The reality, of course, is that G/O is almost certainly testing whether it can use this type of automated content to eliminate the jobs of its remaining human staffers.

It has a long history in that domain. And though G/O only began its AI experiment in July, the slow exsanguination of its excellent publications, including The Onion and Deadspin, had already begun years before. In 2019, newly appointed CEO Jim Spanfeller promised there would be no layoffs after private equity firm Great Hill Partners took over the company. Less than a week later, Spanfeller fired 25 employees.

This past June, in fact, Spanfeller gutted another 13 staffers just weeks before G/O would publish its first AI article at Gizmodo, an error-riddled listicle about Star Wars. And just last month, G/O sacked the staff of Gizmodo's Spanish-language site, replacing them with an AI system that automatically translates its English articles. (The translated articles quickly turned out to be filled with sloppy mistakes.)

As upsetting as it is, none of this should be surprising. Generative AI's inroads into the journalism industry has already frequently preceded human casualties.

The tech outlet CNET, which was one of the first prominent news sites to start publishing AI-generated content late last year, laid off half its news and video teams after its disastrous foray into the tech. A few months later, Insider followed suit with its own one-two punch of pivoting to AI and culling humans. And so did BuzzFeed, which shuttered its entire news operation in favor of AI-generated quizzes and articles. (All three publishers claimed the experiments with AI were unrelated to the layoffs.)

The results for readers have been poor. AI-generated articles from CNET and other Red Venture owned outlets were found to be filled with factual errors. Men's Journal butchered health claims in its first AI-generated piece. And an AI used by USA Today's owners couldn't even report fill-in-the-blank sports results properly.
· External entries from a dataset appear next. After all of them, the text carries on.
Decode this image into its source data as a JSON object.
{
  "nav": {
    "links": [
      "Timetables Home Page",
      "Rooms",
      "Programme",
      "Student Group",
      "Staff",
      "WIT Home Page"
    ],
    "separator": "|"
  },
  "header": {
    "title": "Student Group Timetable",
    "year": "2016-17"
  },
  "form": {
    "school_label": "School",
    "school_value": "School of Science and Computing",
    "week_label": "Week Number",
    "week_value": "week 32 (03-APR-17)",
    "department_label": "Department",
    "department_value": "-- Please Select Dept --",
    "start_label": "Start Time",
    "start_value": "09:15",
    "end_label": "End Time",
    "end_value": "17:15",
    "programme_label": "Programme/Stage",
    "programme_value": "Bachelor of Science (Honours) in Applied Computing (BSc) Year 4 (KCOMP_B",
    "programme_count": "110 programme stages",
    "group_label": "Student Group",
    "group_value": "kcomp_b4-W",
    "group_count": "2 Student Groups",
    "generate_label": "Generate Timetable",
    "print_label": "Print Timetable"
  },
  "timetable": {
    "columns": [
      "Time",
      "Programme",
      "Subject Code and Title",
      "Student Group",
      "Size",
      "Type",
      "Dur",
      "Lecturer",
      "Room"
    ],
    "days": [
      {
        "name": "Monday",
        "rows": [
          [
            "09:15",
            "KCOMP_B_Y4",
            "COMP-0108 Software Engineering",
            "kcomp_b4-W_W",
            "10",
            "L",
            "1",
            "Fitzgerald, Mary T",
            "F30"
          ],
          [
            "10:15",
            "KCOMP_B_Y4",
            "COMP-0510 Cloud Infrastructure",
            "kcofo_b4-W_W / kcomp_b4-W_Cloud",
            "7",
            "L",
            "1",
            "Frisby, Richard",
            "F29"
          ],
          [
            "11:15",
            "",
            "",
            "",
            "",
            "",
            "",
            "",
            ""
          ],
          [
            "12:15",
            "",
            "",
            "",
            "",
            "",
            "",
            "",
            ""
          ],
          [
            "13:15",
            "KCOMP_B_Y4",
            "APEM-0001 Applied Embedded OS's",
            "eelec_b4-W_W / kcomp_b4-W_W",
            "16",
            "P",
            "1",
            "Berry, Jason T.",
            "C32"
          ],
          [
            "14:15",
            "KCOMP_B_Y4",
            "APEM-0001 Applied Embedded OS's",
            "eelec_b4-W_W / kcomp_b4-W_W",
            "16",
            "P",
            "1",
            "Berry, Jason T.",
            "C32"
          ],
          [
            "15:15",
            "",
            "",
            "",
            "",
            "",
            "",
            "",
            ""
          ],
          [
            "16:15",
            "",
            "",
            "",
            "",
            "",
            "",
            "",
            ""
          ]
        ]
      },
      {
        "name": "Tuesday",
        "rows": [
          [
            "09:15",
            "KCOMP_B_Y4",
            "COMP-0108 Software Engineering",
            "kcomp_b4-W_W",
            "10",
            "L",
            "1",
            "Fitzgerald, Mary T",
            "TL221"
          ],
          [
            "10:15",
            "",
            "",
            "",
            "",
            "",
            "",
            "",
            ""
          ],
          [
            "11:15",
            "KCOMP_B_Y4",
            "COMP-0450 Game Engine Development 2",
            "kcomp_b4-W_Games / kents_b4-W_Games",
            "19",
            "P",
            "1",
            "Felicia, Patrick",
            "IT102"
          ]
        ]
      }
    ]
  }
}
Yet media bosses like Spanfeller and Brown remain unfazed, either genuinely believing AI's hype or perfidiously trying to conciliate their backers with shiny, sci-fi sounding tech that they don't understand. Or maybe they're just content with AI being a sort of muddyification filter of what boils down to copy-paste jobs — even when it doesn't say anything original, and merely gives the impression that it does, hence the load-bearing "based on" in the A.V. Club Bot's disclaimer.

One thing is clear, and should've been clear from the beginning: these AIs, at least for now, simply can't do a writer's job.

Maybe the leadership at G/O is starting to notice. Almost two weeks into September, the A.V. Club Bot still hasn't followed up its list of August film releases with one for the new month.

More on AI: When AI Is Trained on AI-Generated Data, Strange Things Start to Happen

Share This Article